Toaletai David Tua to be Inducted into Boxing Hall of Fame


Former Samoan-New Zealand Heavyweight Boxing legend Faumuina Toaletai Mafaufau David Tua will fly out to the United States on Friday to be inducted into the Boxing Hall of Fame in a ceremony to be held at the Crystal Ballroom in Montebello, Los Angeles.

The induction had been delayed for two years due to the Covid pandemic.

Speaking in an interview with the NZ Herald, Toaletai said he is humbled by the acknowledgement, and that the recognition alone to the Boxing Hall of Fame with the world’s greatest pugilists has far exceeded his wildest dreams.

“I will accept this award for all of us. I do not accept it for myself. It belongs to the people and the giants who have gone before,” Toaletai said in the Herald interview aired on social media.

“I can never take credit because others have laid the groundwork..

“I will accept this award for all of us. I do not accept it for myself. It belongs to the people and the giants who have gone before..

“I thank my parents who did the hard work for me and I’m also thankful to this great nation of ours for the opportunities.”

Toaletai will be inducted on Sunday alongside other boxing greats such as Sugar Ray Leonard, Frankie Duarte, Armando Muniz, Pipino Cuevas, Lee Roy Murphy and world-renowned boxing referee Frank Garza.

“My dad always told me: ‘Never sing your own praises’. The recognition to the Boxing Hall of Fame belongs to the fans.”

The 49 year old Samoan-born competed from 1992 to 2013. A highly ranked heavyweight contender for most of his career, Toaletai was known for his formidable punching power, especially in his devastating left hook.

He scored sixteen wins by first round knockout – which included knockouts of world heavyweight champions John Ruiz and Michael Moorer within thirty seconds of the first round, as well as late stoppages of world champions Oleg Maskaev and Hasim Rahman.

Toaletai was ranked by BoxRec in the world’s top 10 heavyweights from 1996 to 2003, reaching his highest ranking of No.3 in 1998.

He ended his career with a knockout-to-win ratio of 82.6%. By the time he hung up his gloves, David Tua had a 52-win, five-loss record.

Toaletai said the two most significant fights for him were the ones that allowed him to financially take care of his parents.

“The two fights that stand out for me were my first professional fight because that allowed me to put a deposit on a house for my parents, and the second fight was the one that allowed me to put the final payment on their house in Māngere,” Tua said.

Despite making millions of dollars in earnings, he was left almost destitute after an acrimonious fallout with his management team that resulted in lengthy legal action.

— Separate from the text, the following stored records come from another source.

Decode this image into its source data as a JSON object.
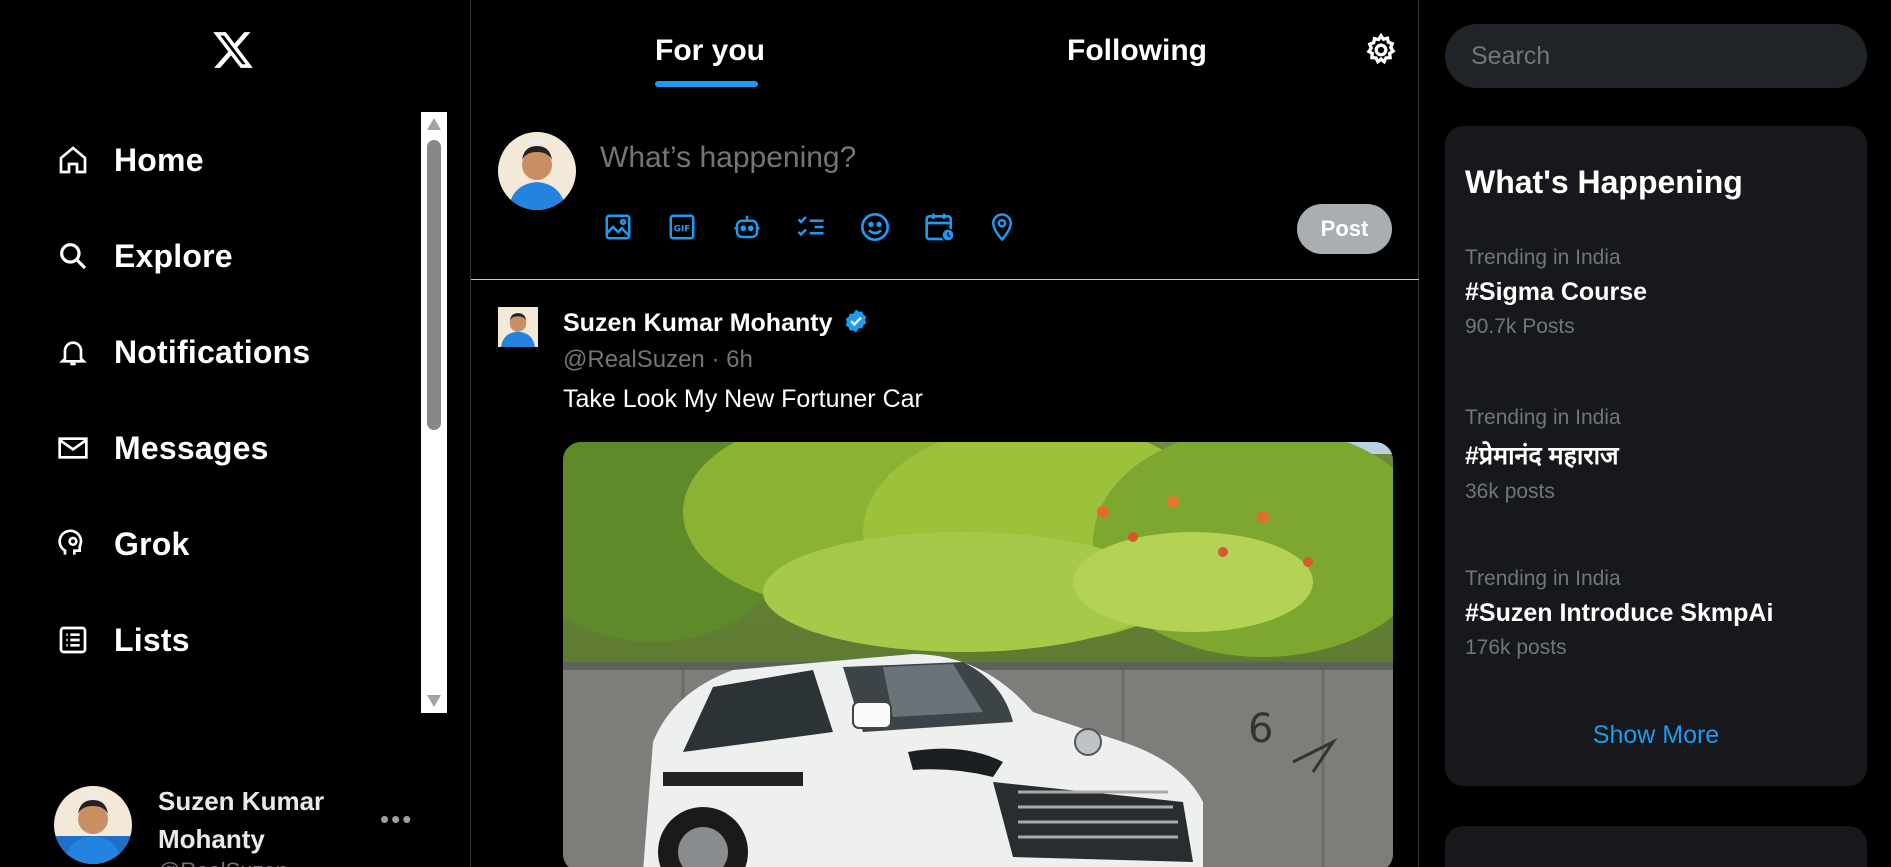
{
  "sidebar": {
    "nav": [
      {
        "label": "Home",
        "icon": "home-icon"
      },
      {
        "label": "Explore",
        "icon": "search-icon"
      },
      {
        "label": "Notifications",
        "icon": "bell-icon"
      },
      {
        "label": "Messages",
        "icon": "envelope-icon"
      },
      {
        "label": "Grok",
        "icon": "grok-icon"
      },
      {
        "label": "Lists",
        "icon": "list-icon"
      }
    ],
    "profile": {
      "name": "Suzen Kumar Mohanty",
      "handle": "@RealSuzen",
      "more": "•••"
    }
  },
  "header": {
    "tabs": [
      {
        "label": "For you",
        "active": true
      },
      {
        "label": "Following",
        "active": false
      }
    ]
  },
  "compose": {
    "placeholder": "What’s happening?",
    "tools": [
      "image-icon",
      "gif-icon",
      "grok-bot-icon",
      "poll-icon",
      "emoji-icon",
      "schedule-icon",
      "location-icon"
    ],
    "post_label": "Post"
  },
  "tweet": {
    "name": "Suzen Kumar Mohanty",
    "meta": "@RealSuzen · 6h",
    "text": "Take Look My New Fortuner Car"
  },
  "right": {
    "search_placeholder": "Search",
    "panel_title": "What's Happening",
    "trends": [
      {
        "context": "Trending in India",
        "tag": "#Sigma Course",
        "count": "90.7k Posts"
      },
      {
        "context": "Trending in India",
        "tag": "#प्रेमानंद महाराज",
        "count": "36k posts"
      },
      {
        "context": "Trending in India",
        "tag": "#Suzen Introduce SkmpAi",
        "count": "176k posts"
      }
    ],
    "show_more": "Show More"
  },
  "colors": {
    "accent": "#1d9bf0",
    "background": "#000000",
    "panel": "#16181c",
    "muted": "#71767b"
  }
}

But he says in the interview that has no regrets about his boxing career.

“The research the boxing writers have come up with is that I was the greatest heavyweight to have never won the belt,” he laughs and shares.